Quinoa salads are easy to serve too. I know many people just cook it up in a pot on the stove, but I’ve found that having a rice cooker makes it easy to create the perfect quinoa salad. Check out these amazing quinoa salads and get ready to change how you serve up your sides:
Quinoa Rice Pilaf
This is a great take on the traditional rice pilaf you might serve with fish or chicken, and the blueberries and apricots give it an extra kick.
2 tbsp (30 mL) butter
In shallow saucepan or deep skillet over medium, melt butter. Add onion, vinegar, orange juice, thyme, orange zest and salt; cook, stirring often, for 5 minutes.
Add quinoa; stir for 1 minute. Add broth; bring to a boil. Reduce heat, cover and simmer for 15 to 20 minutes or until quinoa is tender.
Stir in apricots, blueberries and parsley. Taste and adjust seasoning, if necessary.
Serve hot or at room temperature. Serve by scooping into ramekin or custard cup and packing lightly.
Avocado and Quinoa salad
Avocado is one of the ‘good’ fats, and this quinoa salad is a great way for people to up their healthy fat and protein intake all in one shot.
1 cup (250 mL) quinoa
If not pre-rinsed, rinse quinoa in fine sieve under cold running water. In medium saucepan, bring to a boil with 1-1/2 cups/375 mL water. Reduce heat to medium; cover and simmer until water is absorbed, about 12 minutes. Fluff with fork. Let stand covered for 15 minutes.
Meanwhile, in small bowl, mix cucumber with salt; let stand for 20 minutes. In separate bowl, soak onion in cold water for 20 minutes. Rinse cucumber under cold running water; drain onion.

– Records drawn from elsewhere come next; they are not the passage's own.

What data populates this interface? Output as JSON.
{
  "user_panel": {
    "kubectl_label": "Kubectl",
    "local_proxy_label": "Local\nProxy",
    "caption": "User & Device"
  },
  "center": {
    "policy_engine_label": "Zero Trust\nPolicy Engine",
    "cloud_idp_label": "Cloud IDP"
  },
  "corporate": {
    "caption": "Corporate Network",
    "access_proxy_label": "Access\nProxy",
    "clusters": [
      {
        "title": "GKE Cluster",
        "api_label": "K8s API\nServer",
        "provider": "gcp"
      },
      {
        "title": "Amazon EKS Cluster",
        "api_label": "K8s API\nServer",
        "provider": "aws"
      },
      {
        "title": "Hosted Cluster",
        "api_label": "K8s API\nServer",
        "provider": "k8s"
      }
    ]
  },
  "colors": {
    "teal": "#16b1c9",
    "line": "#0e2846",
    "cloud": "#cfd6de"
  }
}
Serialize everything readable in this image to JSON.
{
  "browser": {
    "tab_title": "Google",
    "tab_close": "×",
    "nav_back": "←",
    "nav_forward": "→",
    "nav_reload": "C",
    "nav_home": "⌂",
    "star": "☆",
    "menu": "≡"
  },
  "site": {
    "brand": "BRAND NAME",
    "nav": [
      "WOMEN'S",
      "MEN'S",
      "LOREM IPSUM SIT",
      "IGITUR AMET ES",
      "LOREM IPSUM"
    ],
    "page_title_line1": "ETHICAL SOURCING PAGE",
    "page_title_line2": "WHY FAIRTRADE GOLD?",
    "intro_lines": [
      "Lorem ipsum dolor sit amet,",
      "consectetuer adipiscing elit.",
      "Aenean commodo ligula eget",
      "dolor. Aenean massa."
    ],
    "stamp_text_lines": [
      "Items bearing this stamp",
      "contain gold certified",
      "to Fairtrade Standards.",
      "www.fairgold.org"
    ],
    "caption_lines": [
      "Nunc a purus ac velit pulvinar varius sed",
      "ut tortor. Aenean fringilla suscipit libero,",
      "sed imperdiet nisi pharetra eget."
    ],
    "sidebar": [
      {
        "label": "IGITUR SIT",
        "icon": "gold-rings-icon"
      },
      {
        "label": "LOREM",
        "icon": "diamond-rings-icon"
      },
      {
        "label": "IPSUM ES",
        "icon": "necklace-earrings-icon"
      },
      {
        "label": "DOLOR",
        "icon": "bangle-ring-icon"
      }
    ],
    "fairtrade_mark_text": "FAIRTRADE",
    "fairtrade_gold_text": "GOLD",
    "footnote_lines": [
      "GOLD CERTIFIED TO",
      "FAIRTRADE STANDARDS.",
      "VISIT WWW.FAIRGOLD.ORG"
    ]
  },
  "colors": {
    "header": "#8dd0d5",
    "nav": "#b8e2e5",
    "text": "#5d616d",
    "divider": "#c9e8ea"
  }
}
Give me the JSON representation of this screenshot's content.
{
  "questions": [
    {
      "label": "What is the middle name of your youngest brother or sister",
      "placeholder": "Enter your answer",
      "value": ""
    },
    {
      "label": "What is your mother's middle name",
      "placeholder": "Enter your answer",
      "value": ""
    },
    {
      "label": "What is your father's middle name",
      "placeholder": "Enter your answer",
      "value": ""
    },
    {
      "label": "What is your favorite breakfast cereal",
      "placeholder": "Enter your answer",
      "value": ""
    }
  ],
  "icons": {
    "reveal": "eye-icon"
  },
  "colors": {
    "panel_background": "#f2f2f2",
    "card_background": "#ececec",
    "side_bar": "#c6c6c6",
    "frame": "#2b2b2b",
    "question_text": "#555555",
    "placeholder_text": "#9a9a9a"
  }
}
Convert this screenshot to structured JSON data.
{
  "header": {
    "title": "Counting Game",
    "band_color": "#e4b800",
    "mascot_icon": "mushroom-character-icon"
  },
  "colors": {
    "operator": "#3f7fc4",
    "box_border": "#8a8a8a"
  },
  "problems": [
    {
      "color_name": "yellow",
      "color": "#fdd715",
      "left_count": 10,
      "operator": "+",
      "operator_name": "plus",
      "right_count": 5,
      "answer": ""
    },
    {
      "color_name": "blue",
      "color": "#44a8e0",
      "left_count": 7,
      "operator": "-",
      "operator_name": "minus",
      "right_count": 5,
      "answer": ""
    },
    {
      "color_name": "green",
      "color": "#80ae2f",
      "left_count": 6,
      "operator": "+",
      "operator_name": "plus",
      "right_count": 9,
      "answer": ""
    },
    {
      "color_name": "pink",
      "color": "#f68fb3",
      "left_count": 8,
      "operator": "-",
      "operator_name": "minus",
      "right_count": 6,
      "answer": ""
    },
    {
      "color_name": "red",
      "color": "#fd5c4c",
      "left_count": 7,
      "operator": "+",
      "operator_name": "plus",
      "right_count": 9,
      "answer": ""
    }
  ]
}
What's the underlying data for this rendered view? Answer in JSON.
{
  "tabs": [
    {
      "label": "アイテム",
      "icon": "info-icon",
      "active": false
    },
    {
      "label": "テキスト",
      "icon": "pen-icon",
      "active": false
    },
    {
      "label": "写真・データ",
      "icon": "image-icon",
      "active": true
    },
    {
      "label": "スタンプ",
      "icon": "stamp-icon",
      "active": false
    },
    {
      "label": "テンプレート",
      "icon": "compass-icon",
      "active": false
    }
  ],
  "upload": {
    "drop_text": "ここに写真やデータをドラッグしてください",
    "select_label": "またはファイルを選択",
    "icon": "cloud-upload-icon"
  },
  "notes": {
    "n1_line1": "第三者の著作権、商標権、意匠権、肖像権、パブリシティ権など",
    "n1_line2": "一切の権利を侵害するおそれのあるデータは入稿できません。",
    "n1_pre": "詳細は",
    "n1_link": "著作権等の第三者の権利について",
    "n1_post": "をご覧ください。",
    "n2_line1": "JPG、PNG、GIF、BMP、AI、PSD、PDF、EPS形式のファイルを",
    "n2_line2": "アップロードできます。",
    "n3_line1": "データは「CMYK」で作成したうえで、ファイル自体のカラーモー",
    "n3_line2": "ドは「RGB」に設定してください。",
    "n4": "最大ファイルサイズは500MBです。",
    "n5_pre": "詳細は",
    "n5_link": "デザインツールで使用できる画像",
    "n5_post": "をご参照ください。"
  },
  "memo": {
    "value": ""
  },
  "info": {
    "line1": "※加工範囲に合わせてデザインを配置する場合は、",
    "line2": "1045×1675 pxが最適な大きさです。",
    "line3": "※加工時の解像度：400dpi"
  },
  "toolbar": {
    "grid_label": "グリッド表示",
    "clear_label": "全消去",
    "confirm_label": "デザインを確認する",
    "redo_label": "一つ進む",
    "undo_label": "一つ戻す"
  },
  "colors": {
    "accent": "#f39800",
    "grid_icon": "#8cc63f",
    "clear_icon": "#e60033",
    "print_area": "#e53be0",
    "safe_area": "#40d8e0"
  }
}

For dressing, in small bowl, whisk together lemon juice, oil, vinegar, mint, hot sauce, salt and pepper.
In large bowl, combine quinoa, cucumber, onion, avocados, green pepper and parsley. Mix well with dressing.
Quinoa with maple vinaigrette quinoa salad dressing
My husband calls this ‘Canadian Quinoa Salad’ because of the maple dressing. I’ve served this as a main course and as a side at a big family dinner. It’s definitely a dish that keeps people coming back for more.
1 cup quinoa, rinsed
In a medium saucepan, combine quinoa and 2 cups (500 mL) water; bring to a boil over high heat. Reduce heat to low, cover and simmer for about 20 minutes or until liquid is absorbed and quinoa is tender. Let stand for 5 minutes. Fluff with a fork.
Transfer quinoa to a large bowl. Add almonds, apple, apricots, sunflower seeds, cranberries, raisins and mint; toss to combine. Pour in vinaigrette and toss gently to coat.
Maple Vinaigrette: In a jar, combine maple syrup, vinegar, mustard, oil and 2 tbsp (30 mL) water. Seal and shake until well blended. Store in the refrigerator for up to 1 week, shaking well before use. Makes I cup (250 mL).
There’s a reason why the quinoa craze has spread into kitchens everywhere—it’s nutritious, delicious, and makes it easy to get your daily protein fix.